RECORDS FOR THIS TASK:
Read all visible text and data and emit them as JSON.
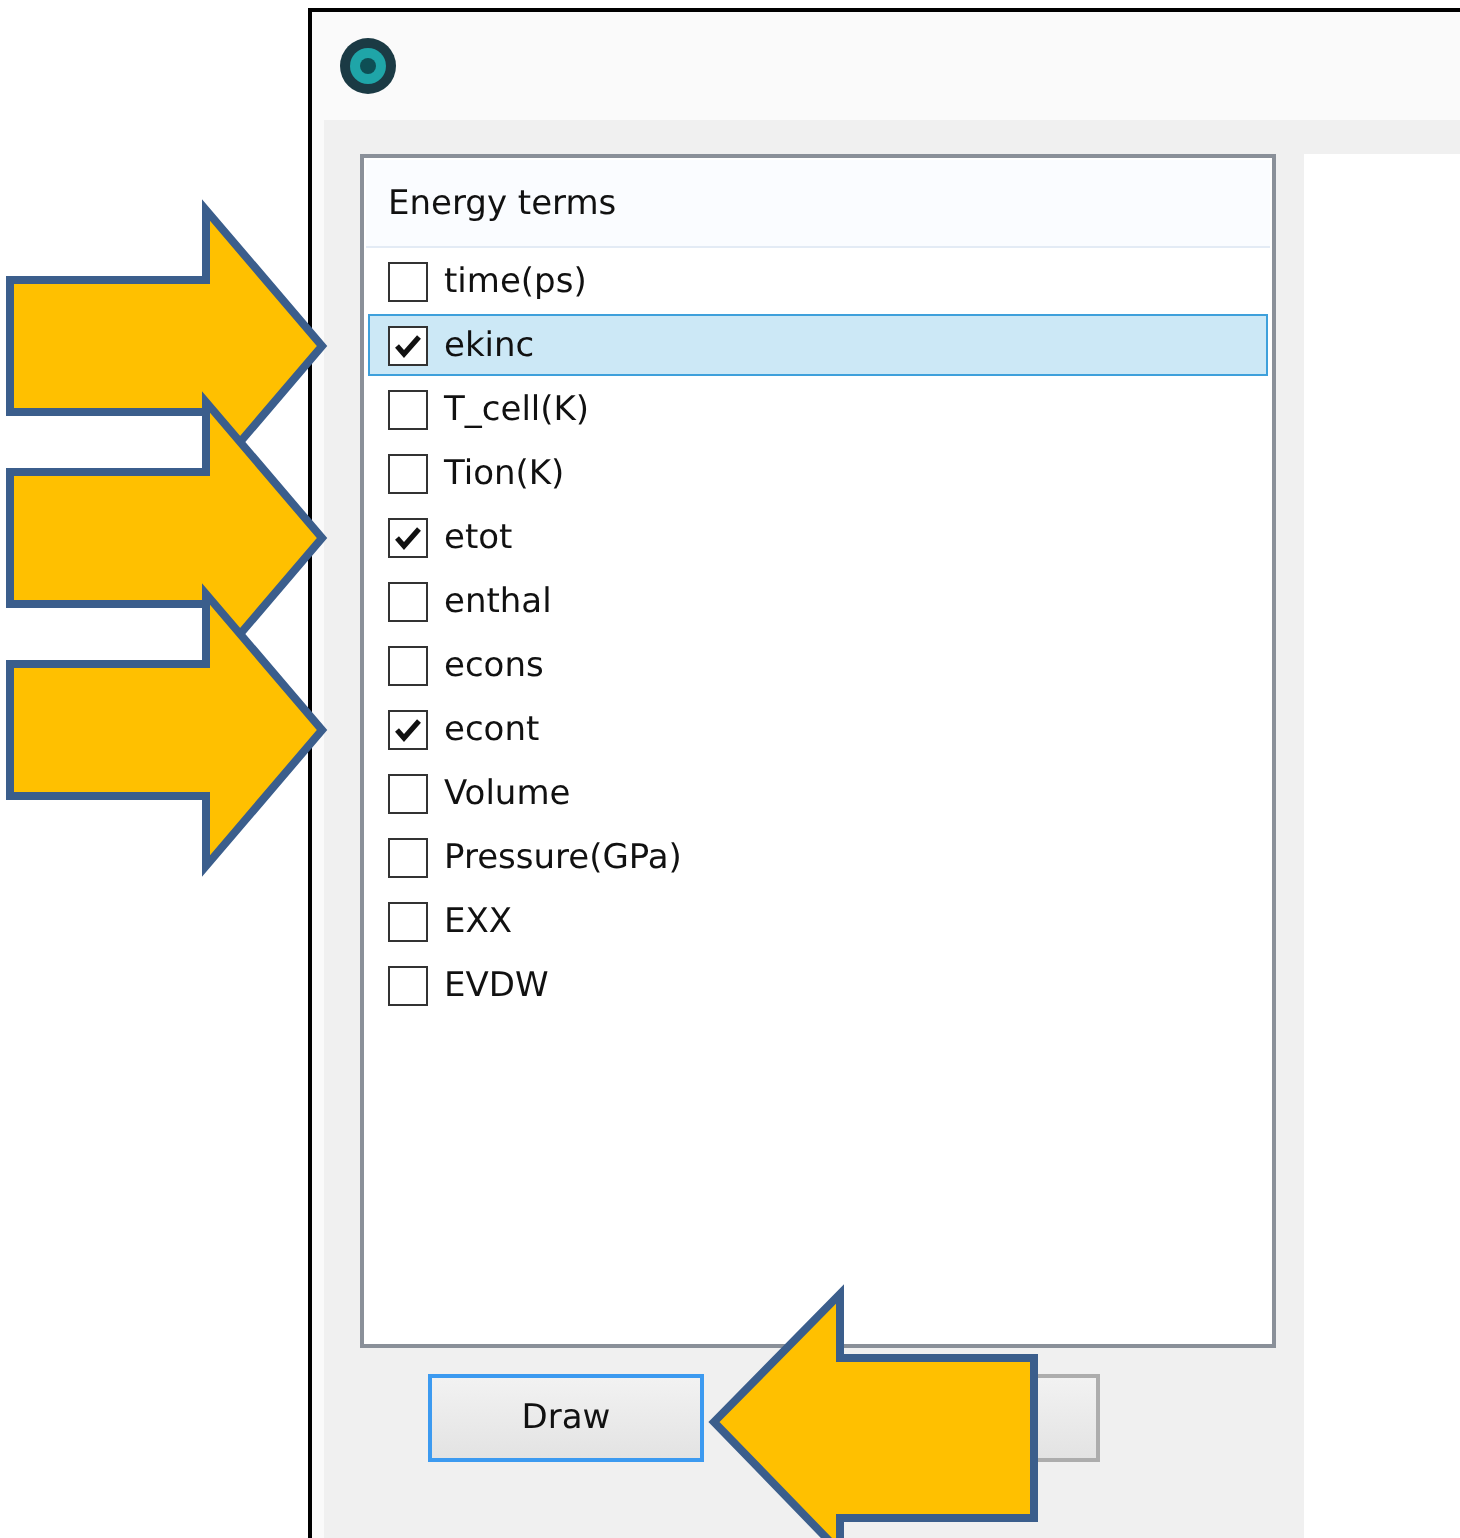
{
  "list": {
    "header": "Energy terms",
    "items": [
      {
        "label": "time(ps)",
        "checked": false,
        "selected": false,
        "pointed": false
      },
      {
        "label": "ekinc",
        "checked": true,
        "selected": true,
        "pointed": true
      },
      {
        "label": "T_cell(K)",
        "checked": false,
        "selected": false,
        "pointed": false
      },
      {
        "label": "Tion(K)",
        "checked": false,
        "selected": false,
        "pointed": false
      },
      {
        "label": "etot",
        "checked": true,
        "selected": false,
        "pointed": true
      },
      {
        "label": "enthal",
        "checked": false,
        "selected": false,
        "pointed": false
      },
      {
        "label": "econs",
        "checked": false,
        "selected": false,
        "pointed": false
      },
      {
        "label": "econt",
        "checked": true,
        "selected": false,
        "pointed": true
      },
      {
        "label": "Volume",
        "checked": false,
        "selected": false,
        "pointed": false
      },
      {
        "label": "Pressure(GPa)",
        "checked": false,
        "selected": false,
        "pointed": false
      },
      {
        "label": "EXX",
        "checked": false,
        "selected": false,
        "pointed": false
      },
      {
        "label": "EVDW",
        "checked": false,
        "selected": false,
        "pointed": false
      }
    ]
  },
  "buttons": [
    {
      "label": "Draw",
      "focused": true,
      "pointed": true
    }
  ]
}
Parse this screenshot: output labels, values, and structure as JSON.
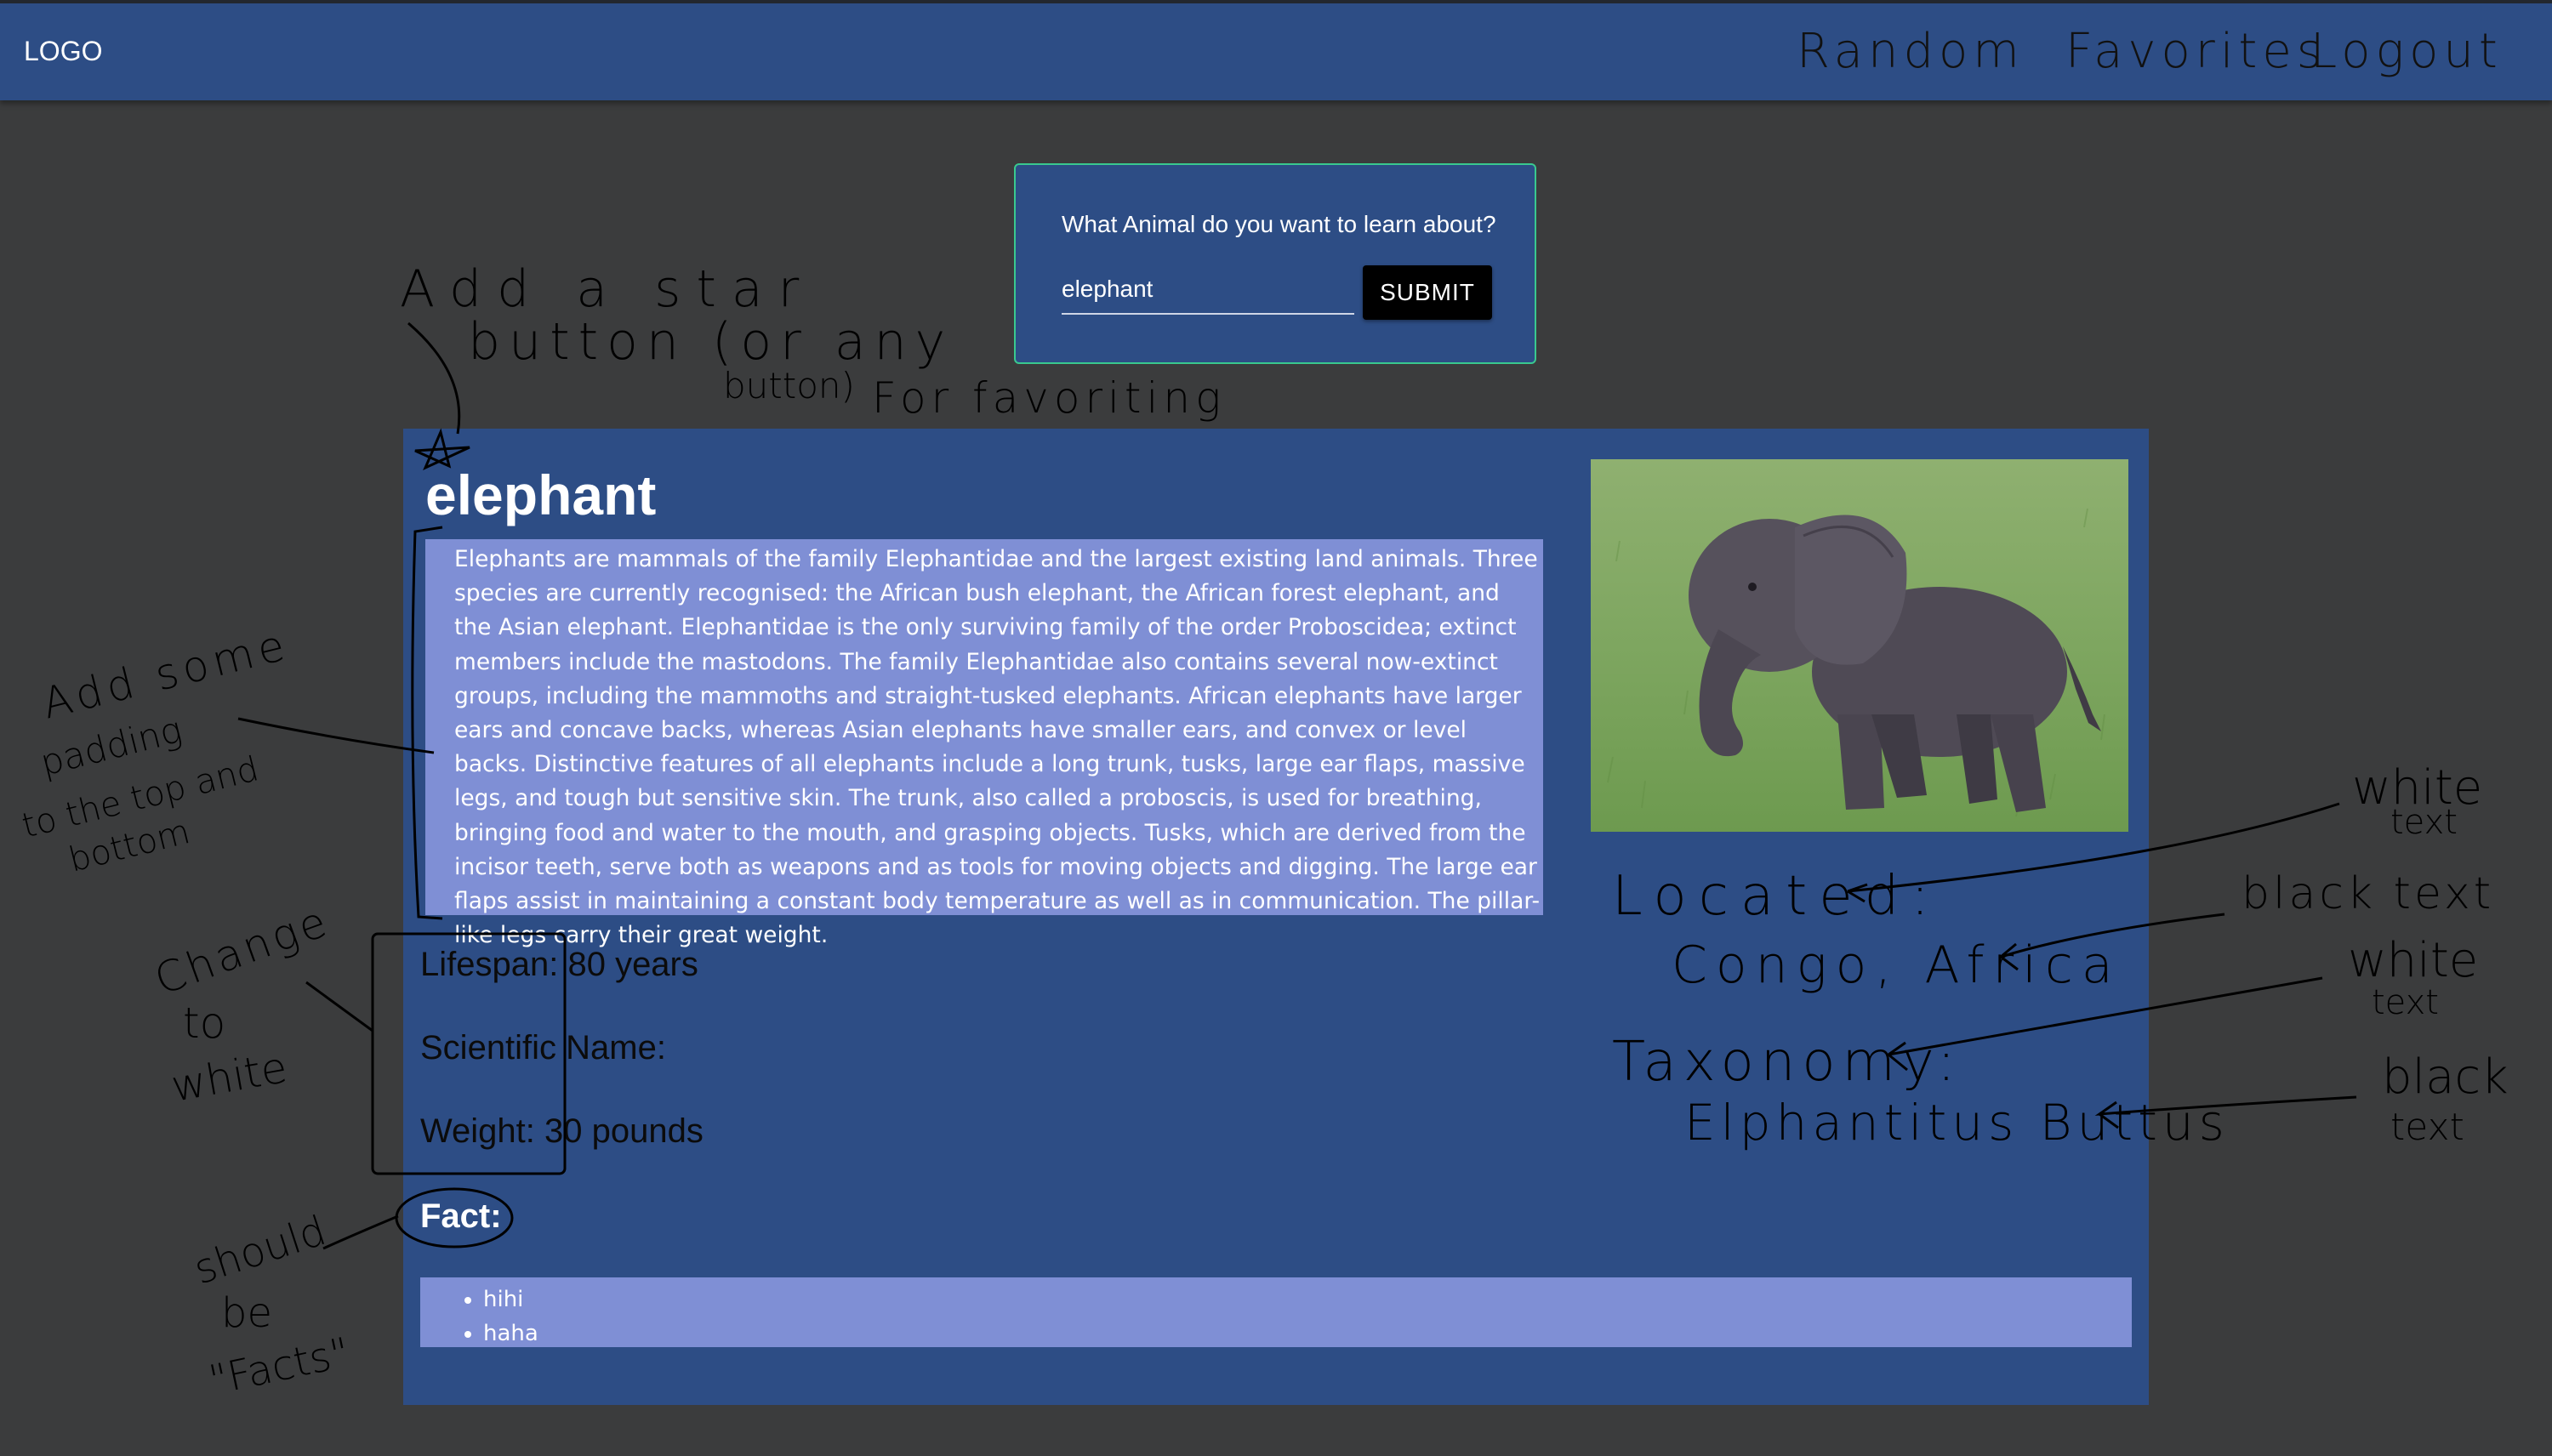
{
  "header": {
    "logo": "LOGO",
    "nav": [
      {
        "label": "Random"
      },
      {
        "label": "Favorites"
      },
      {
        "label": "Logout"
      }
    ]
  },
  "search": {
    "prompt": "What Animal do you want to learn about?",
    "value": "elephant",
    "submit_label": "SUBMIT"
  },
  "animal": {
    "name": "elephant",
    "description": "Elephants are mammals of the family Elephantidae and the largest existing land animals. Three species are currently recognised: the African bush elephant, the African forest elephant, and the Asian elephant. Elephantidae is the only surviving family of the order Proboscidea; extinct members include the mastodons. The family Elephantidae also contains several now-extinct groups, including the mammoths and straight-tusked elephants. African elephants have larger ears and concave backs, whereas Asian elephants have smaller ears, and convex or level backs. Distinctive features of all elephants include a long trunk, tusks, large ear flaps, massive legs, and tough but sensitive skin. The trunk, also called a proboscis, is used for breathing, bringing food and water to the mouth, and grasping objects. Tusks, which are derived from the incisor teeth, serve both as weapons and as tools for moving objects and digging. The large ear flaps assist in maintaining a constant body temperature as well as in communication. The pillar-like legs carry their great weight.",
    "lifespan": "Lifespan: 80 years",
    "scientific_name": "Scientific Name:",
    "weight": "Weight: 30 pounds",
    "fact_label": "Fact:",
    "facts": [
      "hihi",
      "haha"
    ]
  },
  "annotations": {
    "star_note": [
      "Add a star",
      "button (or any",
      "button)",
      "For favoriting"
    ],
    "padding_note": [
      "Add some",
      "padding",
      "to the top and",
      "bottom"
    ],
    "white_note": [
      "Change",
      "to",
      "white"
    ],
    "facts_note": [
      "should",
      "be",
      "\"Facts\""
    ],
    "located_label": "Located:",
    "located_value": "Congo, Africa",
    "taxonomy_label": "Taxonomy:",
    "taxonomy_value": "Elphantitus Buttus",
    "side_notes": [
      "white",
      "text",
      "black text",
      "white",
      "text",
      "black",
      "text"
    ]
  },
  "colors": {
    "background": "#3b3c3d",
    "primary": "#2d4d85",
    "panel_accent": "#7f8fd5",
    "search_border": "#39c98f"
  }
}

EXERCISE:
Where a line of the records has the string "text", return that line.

COMPLETED TASK:
Read all visible text and data and emit them as JSON.
      "text",
      "black text",
      "text",
      "text"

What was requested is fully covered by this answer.